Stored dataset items
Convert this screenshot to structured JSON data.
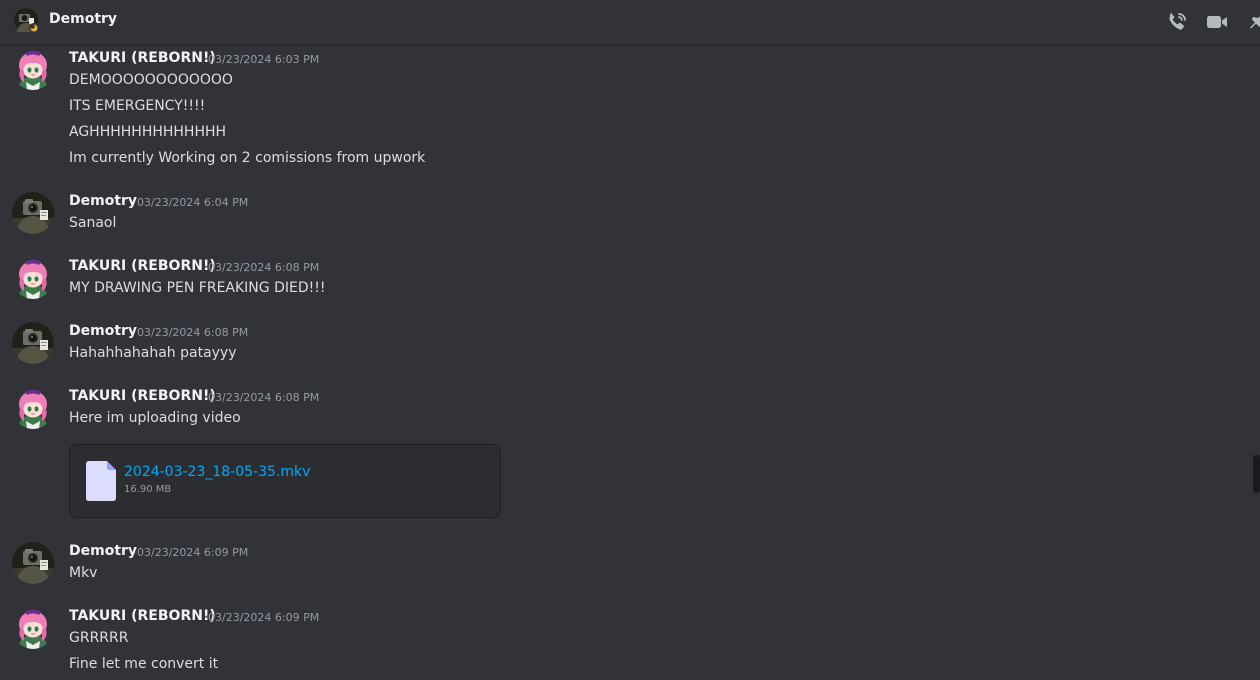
{
  "header": {
    "title": "Demotry",
    "icons": [
      "phone-call-icon",
      "video-camera-icon",
      "pin-icon"
    ]
  },
  "colors": {
    "background": "#313338",
    "username": "#f2f3f5",
    "text": "#dbdee1",
    "timestamp": "#949ba4",
    "link": "#00a8fc"
  },
  "messages": [
    {
      "author": "TAKURI (REBORN!)",
      "timestamp": "03/23/2024 6:03 PM",
      "lines": [
        "DEMOOOOOOOOOOOO",
        "ITS EMERGENCY!!!!",
        "AGHHHHHHHHHHHHH",
        "Im currently Working on 2 comissions from upwork"
      ]
    },
    {
      "author": "Demotry",
      "timestamp": "03/23/2024 6:04 PM",
      "lines": [
        "Sanaol"
      ]
    },
    {
      "author": "TAKURI (REBORN!)",
      "timestamp": "03/23/2024 6:08 PM",
      "lines": [
        "MY DRAWING PEN FREAKING DIED!!!"
      ]
    },
    {
      "author": "Demotry",
      "timestamp": "03/23/2024 6:08 PM",
      "lines": [
        "Hahahhahahah patayyy"
      ]
    },
    {
      "author": "TAKURI (REBORN!)",
      "timestamp": "03/23/2024 6:08 PM",
      "lines": [
        "Here im uploading video"
      ],
      "attachment": {
        "file_name": "2024-03-23_18-05-35.mkv",
        "file_size": "16.90 MB",
        "icon": "file-icon"
      }
    },
    {
      "author": "Demotry",
      "timestamp": "03/23/2024 6:09 PM",
      "lines": [
        "Mkv"
      ]
    },
    {
      "author": "TAKURI (REBORN!)",
      "timestamp": "03/23/2024 6:09 PM",
      "lines": [
        "GRRRRR",
        "Fine let me convert it"
      ]
    }
  ]
}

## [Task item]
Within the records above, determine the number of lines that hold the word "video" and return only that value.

## [Result for this task]
2